If you want to move a project or task forward, there are many techniques that you can apply to give yourself that little extra kick.
You can prepare yourself by starting with a 5 minute meditation.
You can use the Pomodoro technique.
When your deadline is not near, however, you might find yourself browsing over the internet, or chatting in the hallway with your colleagues.
When you have 4 years to finish a dissertation, you might not even feel to need to impose deadlines on yourself.
But, dear PhD students, this is reality calling.
Reality tells you that you need to push your project forward continuously to secure your success in the end.
Reality tells you that only a handful of PhD students finish within their 4 years of time (in the Netherlands).
To succeed, you need frequent bursts of productivity.
You need to regularly squeeze in a few hours of concentrated, uninterrupted time.
I do the following when I want to push myself to finish a task (writing a subsection of a chapter, or a paragraph of a paper, or execute a set of calculations):
Unplug your laptop from its power cord and use the battery.
Finish your task before the battery runs empty.
Here’s why this trick works:
Suddenly, you have a clear time-frame defined to finish your task.
You might reach the same effect with the Pomodoro technique, but in my opinion, Pomodoros are better to divide a large task into manageable chunks, while the Laptop Unplug works best when you have a clearly defined goal that takes about 2 hours to finish.
2. Ideal writing time slot
Writing two hours a day is the ideal writing diet in academia. Devoting 2 hours, preferably in the morning, to writing will lead to a larger output than writing a few days uninterruptedly whenever a deadline is near.
3. Walk away
The Laptop Unplug works best for me when I take my laptop away from my computer table in my room, and place it on my desk. My desk is my devoted study and work area at home, while my bed and computer table are for browsing the internet.

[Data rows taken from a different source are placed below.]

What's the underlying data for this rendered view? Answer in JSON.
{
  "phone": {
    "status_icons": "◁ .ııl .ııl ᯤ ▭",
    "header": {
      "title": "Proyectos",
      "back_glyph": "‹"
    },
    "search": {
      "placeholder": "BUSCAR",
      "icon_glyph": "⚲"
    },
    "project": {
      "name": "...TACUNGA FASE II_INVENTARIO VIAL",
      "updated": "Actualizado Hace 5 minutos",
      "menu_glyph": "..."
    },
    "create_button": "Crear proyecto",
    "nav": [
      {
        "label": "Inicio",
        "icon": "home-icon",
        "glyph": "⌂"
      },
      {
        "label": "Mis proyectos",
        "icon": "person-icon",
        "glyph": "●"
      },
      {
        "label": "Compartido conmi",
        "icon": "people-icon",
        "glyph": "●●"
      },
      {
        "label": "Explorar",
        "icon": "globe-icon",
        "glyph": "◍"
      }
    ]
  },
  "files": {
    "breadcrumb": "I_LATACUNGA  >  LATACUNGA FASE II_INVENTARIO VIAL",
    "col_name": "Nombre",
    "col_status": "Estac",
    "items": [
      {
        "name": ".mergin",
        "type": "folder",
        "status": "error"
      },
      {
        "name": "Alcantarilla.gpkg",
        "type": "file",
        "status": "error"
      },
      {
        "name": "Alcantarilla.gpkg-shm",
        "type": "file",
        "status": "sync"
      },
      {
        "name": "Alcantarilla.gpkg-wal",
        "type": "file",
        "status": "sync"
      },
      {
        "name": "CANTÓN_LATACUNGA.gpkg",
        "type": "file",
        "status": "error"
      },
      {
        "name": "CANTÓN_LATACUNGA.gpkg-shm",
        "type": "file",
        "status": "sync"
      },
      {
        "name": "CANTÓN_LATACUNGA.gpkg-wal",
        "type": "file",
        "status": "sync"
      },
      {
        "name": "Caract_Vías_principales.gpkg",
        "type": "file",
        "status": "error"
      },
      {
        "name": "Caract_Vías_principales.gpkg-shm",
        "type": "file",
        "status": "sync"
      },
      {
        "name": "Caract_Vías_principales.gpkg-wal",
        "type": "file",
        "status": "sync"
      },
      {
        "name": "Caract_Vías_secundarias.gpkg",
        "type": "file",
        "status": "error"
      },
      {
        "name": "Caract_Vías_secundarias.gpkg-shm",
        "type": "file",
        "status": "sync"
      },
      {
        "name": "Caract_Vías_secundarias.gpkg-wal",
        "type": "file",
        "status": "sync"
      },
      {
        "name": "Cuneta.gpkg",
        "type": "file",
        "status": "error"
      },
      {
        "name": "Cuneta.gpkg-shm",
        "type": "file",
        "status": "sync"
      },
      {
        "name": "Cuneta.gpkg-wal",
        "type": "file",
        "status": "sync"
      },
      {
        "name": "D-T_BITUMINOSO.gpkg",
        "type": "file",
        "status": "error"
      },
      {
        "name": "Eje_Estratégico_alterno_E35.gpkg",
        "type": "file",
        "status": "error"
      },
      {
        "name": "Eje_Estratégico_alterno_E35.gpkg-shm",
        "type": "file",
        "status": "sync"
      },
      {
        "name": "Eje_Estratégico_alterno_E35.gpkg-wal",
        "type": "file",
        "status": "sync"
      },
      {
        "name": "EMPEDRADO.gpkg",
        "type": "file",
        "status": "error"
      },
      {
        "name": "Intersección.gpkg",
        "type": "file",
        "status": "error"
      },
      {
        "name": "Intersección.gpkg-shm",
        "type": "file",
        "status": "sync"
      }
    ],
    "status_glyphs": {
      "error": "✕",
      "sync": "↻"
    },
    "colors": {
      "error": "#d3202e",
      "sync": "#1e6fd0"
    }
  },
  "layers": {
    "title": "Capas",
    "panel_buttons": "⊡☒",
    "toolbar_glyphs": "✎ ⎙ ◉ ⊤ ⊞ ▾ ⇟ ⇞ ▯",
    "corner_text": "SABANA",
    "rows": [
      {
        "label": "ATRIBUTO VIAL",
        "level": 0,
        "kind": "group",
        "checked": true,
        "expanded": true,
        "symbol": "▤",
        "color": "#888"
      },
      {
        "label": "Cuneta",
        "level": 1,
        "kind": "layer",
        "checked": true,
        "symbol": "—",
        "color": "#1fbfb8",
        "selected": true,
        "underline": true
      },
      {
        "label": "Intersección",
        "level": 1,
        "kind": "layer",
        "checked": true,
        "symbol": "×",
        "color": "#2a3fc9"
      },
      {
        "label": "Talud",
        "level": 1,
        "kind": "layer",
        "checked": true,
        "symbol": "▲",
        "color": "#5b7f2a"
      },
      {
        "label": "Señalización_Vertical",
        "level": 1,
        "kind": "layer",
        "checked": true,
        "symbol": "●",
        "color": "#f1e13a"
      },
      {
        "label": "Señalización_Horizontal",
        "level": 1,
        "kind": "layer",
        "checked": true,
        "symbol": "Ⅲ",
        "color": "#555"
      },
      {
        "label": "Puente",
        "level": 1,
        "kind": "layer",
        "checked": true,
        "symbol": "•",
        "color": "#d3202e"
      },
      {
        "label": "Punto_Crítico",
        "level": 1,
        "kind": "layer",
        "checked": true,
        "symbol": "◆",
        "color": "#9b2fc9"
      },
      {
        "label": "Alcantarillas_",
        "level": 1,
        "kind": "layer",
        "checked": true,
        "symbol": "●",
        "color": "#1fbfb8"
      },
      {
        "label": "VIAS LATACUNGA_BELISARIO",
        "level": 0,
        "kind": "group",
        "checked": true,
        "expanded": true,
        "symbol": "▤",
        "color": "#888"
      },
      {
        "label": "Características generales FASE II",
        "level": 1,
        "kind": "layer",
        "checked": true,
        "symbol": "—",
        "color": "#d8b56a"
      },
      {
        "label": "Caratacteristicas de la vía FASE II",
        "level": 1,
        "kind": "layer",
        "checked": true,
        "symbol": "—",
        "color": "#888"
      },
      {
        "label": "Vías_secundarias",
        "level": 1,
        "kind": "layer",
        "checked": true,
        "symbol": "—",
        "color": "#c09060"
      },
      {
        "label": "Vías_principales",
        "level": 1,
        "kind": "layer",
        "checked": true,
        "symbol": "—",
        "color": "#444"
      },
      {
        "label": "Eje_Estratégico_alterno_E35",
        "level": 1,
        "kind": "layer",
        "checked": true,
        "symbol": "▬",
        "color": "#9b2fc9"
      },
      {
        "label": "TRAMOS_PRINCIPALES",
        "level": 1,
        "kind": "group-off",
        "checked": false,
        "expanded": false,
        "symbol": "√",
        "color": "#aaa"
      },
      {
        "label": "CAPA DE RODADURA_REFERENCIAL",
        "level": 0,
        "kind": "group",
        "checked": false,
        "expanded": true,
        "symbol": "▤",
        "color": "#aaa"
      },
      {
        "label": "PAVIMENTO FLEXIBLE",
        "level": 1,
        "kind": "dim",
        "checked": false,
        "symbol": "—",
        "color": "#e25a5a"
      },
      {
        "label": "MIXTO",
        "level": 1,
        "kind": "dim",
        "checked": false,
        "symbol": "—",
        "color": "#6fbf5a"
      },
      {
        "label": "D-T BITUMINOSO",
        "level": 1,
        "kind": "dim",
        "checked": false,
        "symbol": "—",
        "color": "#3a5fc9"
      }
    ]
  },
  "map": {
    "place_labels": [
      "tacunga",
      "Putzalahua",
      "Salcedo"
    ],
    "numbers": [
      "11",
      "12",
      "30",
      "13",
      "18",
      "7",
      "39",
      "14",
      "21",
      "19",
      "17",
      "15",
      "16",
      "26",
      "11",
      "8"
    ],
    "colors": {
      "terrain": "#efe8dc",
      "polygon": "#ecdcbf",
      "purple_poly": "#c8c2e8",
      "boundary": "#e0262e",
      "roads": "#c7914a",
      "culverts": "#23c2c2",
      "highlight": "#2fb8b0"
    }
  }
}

When I sit at my desk, my mind knows that I’m at my designated work spot.
Now it’s your turn! Give this technique a try, and please come back to tell me how you liked it, or why it didn’t work for you.